  • Islamic_financial_system_alternative_hossein_zamir_nourreddine_abbas.PDF.jpg
  • Industry Article


  • Authors: Askari, Hossein; Iqbal, Zamir; Krichene, Noureddine; Mirakhor, Abbas (2011)

  • Islamic finance provides financial products, which comply with Islamic law (Shariah), largerly to Muslim investors and some Islamic products have even attracted conventional investors and borrowers. Despite growing interest in Islamic finance, a full-fledged Islamic financial system has yet to be established and demonstrated as the viable financial system in even a single country ...

  • moral_foundation_collective_action_economics_crime_mirakhor.pdf.jpg
  • Journal Article


  • Authors: Vicary Abdullah, Daud; Askari, Hossein; Mirakhor, Abbas (2015)

  • Economic and financial crimes, defined generally as crimes against property, have been increasing rapidly in recent years. In the 2014 Global Economic Crime Survey it is noted that among the 5,000 business organisations across the world responding, 37 percent report being victims of economic crime, up from 30 percent in 2009. No country, society, culture or community has been immune. The financial crisis focused attention on elite white-collar crimes while empirical research was pointing to another alarming development: “the everyday crimes of the middle class”, committed by those “[...} at the very core of contemporary society” (Karstedt and Farrall, 2007).

  • The next financial crisis and how to save capitalism.pdf.jpg
  • Book


  • Authors: Askari, Hossein; Mirakhor, Abbas (2015)

  • The financialization of the economy has brought a number of interrelated problems which have contributed to growing income and wealth inequality. Askari and Mirakhor assert that it is time to make a bold change by putting our financial house in order and on a better path, advocating for a fundamental reform of the financial system. Available in physical copy only (Call Number: HB 3722 A834)

  • item.jpg
  • Industry Article


  • Authors: Askari, Hossein; Iqbal, Zamir; Krichene, Noureddine; Mirakhor, Abbas (2011-04-25)

  • Financial instability has been a recurrent phenomenon in contemporary economic history, affecting countries with varying intensity and resulting in massive unemployment and lost economic output. The financial crisis that broke out in August 2007 crippled the financial system of many advanced countries, and claimed as victims long-established banking and investment banking institutions that were deemed “too big too fail.” Capital markets were frozen, leading to stock market crashes worldwide, wiping out trillions of dollars in share values and in retirement investment accounts, and resulting in massive and persistent unemployment.

  • stability_islamic_finance_creating_resilient_financial_environment_secure_future_cover.jpg.jpg
  • Book


  • Authors: Askari, Hossein; Iqbal, Zamir; Krichene, Noureddine; Mirakhor, Abbas (2010)

  • The main focus is on the question of the sources of financial instability which seems inherent in the conventional system.
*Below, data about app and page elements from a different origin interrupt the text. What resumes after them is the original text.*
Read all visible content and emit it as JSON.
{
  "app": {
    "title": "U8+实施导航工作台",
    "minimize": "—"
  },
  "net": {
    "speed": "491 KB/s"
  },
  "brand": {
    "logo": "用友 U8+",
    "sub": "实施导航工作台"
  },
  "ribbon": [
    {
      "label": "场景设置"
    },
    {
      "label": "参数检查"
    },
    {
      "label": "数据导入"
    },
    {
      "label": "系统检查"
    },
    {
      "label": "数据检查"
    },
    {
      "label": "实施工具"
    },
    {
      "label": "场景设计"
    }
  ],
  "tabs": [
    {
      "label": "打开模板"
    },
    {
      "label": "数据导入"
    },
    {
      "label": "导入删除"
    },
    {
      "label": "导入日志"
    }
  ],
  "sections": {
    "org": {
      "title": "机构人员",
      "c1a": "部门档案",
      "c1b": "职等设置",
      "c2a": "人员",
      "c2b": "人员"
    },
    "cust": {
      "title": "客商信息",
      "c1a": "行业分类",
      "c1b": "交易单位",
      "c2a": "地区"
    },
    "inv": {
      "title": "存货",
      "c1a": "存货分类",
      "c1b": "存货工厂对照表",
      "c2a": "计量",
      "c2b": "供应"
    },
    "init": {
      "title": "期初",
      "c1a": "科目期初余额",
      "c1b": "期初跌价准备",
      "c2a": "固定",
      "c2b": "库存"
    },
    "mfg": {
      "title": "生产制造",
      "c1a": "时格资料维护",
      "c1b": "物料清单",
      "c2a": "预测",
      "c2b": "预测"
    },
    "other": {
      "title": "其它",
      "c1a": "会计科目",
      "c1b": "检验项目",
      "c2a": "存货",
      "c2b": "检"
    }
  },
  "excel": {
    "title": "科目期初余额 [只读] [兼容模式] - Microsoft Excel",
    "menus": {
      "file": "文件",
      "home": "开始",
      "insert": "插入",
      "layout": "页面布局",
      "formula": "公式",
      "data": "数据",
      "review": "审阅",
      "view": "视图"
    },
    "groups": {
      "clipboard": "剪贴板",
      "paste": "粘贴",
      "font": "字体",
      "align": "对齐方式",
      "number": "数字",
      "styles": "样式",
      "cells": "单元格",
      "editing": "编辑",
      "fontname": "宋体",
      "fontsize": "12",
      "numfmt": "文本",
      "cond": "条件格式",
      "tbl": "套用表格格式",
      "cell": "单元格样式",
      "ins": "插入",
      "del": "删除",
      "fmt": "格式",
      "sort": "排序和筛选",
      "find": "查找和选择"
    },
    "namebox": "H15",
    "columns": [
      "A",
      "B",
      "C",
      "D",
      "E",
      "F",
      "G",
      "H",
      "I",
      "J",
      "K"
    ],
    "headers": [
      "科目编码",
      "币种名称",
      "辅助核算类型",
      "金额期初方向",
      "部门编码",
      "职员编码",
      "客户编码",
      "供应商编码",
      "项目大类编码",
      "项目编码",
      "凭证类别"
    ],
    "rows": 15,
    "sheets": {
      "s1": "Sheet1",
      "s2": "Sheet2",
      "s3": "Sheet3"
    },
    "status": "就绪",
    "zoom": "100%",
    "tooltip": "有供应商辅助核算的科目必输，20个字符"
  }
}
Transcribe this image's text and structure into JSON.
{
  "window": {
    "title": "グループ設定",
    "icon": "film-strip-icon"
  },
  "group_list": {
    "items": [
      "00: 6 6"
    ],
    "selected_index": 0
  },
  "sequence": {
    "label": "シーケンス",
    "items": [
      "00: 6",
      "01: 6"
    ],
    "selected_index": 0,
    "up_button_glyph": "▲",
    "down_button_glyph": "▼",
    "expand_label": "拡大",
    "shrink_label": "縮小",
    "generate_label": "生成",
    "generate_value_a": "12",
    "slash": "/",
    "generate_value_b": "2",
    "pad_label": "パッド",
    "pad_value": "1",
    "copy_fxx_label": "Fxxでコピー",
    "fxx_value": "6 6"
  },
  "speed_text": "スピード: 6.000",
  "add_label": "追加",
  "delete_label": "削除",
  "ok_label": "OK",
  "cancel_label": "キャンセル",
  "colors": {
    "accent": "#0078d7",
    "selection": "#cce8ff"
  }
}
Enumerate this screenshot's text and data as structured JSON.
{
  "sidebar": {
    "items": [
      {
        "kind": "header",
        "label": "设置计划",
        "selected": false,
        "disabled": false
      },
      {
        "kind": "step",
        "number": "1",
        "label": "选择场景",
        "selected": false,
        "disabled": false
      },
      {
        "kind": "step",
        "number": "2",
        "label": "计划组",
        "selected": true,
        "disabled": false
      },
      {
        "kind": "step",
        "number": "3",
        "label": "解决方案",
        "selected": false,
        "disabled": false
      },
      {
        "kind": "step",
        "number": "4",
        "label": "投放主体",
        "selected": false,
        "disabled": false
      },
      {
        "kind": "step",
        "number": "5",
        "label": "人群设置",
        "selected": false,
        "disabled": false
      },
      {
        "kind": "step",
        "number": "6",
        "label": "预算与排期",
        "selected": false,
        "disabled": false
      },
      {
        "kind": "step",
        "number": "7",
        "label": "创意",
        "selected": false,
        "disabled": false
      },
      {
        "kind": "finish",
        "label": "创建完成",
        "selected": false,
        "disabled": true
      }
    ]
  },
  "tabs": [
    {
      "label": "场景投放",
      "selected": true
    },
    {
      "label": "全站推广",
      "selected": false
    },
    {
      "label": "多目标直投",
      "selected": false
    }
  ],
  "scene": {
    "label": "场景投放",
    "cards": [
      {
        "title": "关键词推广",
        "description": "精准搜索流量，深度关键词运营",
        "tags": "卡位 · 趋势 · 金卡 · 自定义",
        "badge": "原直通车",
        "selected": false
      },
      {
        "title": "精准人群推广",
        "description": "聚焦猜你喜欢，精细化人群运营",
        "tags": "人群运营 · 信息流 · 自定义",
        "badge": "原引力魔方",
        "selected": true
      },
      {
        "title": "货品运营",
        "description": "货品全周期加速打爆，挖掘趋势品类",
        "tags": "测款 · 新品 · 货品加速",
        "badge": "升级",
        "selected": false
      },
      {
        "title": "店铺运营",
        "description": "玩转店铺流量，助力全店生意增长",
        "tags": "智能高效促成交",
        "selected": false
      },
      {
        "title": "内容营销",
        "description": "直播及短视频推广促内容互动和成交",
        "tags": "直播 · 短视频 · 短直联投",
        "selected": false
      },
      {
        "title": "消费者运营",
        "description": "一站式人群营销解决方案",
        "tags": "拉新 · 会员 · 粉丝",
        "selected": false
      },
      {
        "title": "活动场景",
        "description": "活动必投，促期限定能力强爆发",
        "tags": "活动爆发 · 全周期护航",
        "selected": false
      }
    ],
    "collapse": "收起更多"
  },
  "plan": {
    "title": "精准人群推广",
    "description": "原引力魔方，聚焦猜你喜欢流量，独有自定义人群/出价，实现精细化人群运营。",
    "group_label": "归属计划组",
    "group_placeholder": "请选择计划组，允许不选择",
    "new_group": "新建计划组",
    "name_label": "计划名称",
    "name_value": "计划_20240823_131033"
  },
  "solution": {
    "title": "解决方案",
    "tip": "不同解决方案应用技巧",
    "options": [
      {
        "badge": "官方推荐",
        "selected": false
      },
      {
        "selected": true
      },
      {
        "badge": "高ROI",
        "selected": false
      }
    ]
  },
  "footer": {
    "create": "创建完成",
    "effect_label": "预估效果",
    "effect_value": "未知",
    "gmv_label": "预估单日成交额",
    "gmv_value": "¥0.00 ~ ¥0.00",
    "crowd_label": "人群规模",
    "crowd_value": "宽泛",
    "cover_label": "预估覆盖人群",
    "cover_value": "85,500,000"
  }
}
As a core component of this focus, the book will consider episodes of turbulence and instability in a historical context recalling the occurrence of such events from mid-19th century to the present. It will present various theoretical explanations along with solutions and alternative financial systems that avoid instability provided by various scholars dating back to mid-19th century to present...

  • understanding_development_Islamic_framework_hossein_zamir_noureddine_abbas.pdf.jpg
  • Journal Article


  • Authors: Askari, Hossein; Iqbal, Zamir; Krichene, Noureddine; Mirakhor, Abbas (2014)

  • In this paper, the foundational rules governing human, economic and financial development in Islam, as understood from the Qur’ān and from the life and traditions of the Prophet Muhammad (pbuh), are summarized. These rules pave the path to development as the basis of institutional structure, which in turn, underpin the path of economic and social progress. The essential elements in the life of a Muslim—the unity of creation, freedom and freedom of choice, economic and human development, economic system and financial practice—are developed.